→ **Problem description**
For the data below, report only the number of lines containing the string "score".

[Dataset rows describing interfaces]
::::::

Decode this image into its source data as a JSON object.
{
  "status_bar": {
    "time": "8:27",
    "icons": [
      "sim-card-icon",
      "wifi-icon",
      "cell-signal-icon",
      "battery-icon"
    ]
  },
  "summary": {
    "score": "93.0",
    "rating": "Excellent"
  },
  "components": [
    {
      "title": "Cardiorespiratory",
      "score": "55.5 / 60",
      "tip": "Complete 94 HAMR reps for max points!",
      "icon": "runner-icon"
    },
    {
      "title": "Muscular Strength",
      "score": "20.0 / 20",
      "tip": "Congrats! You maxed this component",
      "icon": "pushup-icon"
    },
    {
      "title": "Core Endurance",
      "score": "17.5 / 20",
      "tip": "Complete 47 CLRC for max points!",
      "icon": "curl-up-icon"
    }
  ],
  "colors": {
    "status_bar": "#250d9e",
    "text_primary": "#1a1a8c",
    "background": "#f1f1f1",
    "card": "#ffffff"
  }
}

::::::

→ **Answer below**
4